A major reason Chartrand wanted to clear the air is that he's a solid supporter of equal treatment for gays and lesbians. His group, The Chartrand Foundation, has supported JASMYN, devoted to ending bullying of LGBT kids. And he backed a Jacksonville human-rights ordinance as well.

But the Times stands by its story as well, specifically that Chartrand used the word "screen." Indeed, the group recommendation implicitly calls for screening by saying the state should "proactively look for ways to provide curriculum and instructional materials (eg reading lists) that align with Florida's culture and values while allowing local control."

Of course, if there were a recording, this wouldn't be a mystery. So who knows?

**Note: blog has been updated, headline changed.


Homestead's Bateman becomes 3rd Miami-Dade mayor busted for corruption this month


First, Miami Lakes Mayor Mike Pizzi and Sweetwater Mayor Manny Maroño were busted in a federal corruption case this month.

Now the State Attorney's Office has busted Homestead Mayor Steve Bateman in an unrelated case. Background is here and the breaking news story from David Ovalle is below:

Authorities early Wednesday arrested Homestead Mayor Steve Bateman in connection with a secret $125-an-hour secret consulting gig for a nonprofit organization.

Bateman, cuffed at his home, was charged with unlawful compensation.

The Miami-Dade state attorney’s office was probing Bateman’s deal with Community Health of South Florida Inc., which secretly paid the mayor $125 an hour while it needed the city’s blessing to help expand its chain of health clinics.

Bateman, who has a county license to install awnings, shutters and screen enclosures but is not a general contractor or registered lobbyist, never publicly disclosed the lucrative arrangement to his colleagues on the City Council, which holds sway over CHI’s plans.

Bateman also never informed the county of his employment with the nonprofit, even when he met with Mayor Carlos Gimenez and his top aides to personally plead for Miami-Dade to fast-track a multi-million-dollar Homestead sewer system expansion that would facilitate construction of a proposed CHI children’s clinic in downtown Homestead.

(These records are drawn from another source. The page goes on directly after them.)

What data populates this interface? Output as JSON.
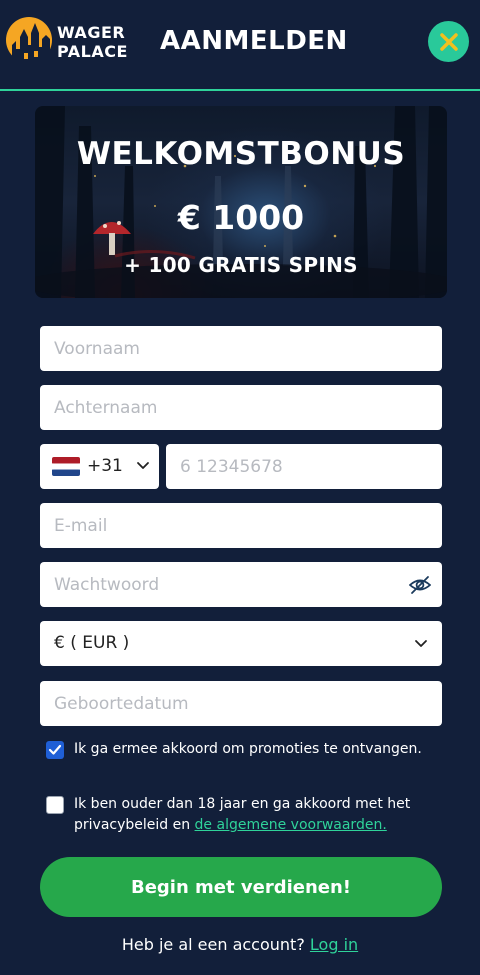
{
  "brand": {
    "logo_line1": "WAGER",
    "logo_line2": "PALACE"
  },
  "header": {
    "title": "AANMELDEN"
  },
  "banner": {
    "title": "WELKOMSTBONUS",
    "amount": "€ 1000",
    "spins": "+ 100 GRATIS SPINS"
  },
  "form": {
    "first_name": {
      "placeholder": "Voornaam",
      "value": ""
    },
    "last_name": {
      "placeholder": "Achternaam",
      "value": ""
    },
    "phone": {
      "country_code": "+31",
      "placeholder": "6 12345678",
      "value": ""
    },
    "email": {
      "placeholder": "E-mail",
      "value": ""
    },
    "password": {
      "placeholder": "Wachtwoord",
      "value": ""
    },
    "currency": {
      "selected": "€ ( EUR )"
    },
    "birthdate": {
      "placeholder": "Geboortedatum",
      "value": ""
    }
  },
  "consents": {
    "promotions": {
      "label": "Ik ga ermee akkoord om promoties te ontvangen.",
      "checked": true
    },
    "terms": {
      "label_prefix": "Ik ben ouder dan 18 jaar en ga akkoord met het privacybeleid en ",
      "link_text": "de algemene voorwaarden.",
      "checked": false
    }
  },
  "actions": {
    "submit_label": "Begin met verdienen!",
    "login_prompt": "Heb je al een account?",
    "login_link": "Log in"
  },
  "colors": {
    "background": "#121f3a",
    "accent": "#2fd39a",
    "submit": "#26a84b",
    "checkbox": "#1f5fd6",
    "logo": "#f5a623"
  },
  "icons": [
    "castle-logo-icon",
    "close-icon",
    "netherlands-flag-icon",
    "chevron-down-icon",
    "eye-slash-icon",
    "check-icon"
  ]
}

Bateman, 58, is running for reelection in November.

Read more here: http://www.miamiherald.com/2013/08/28/3590925/homestead-mayor-bateman-arrested.html#storylink=cpy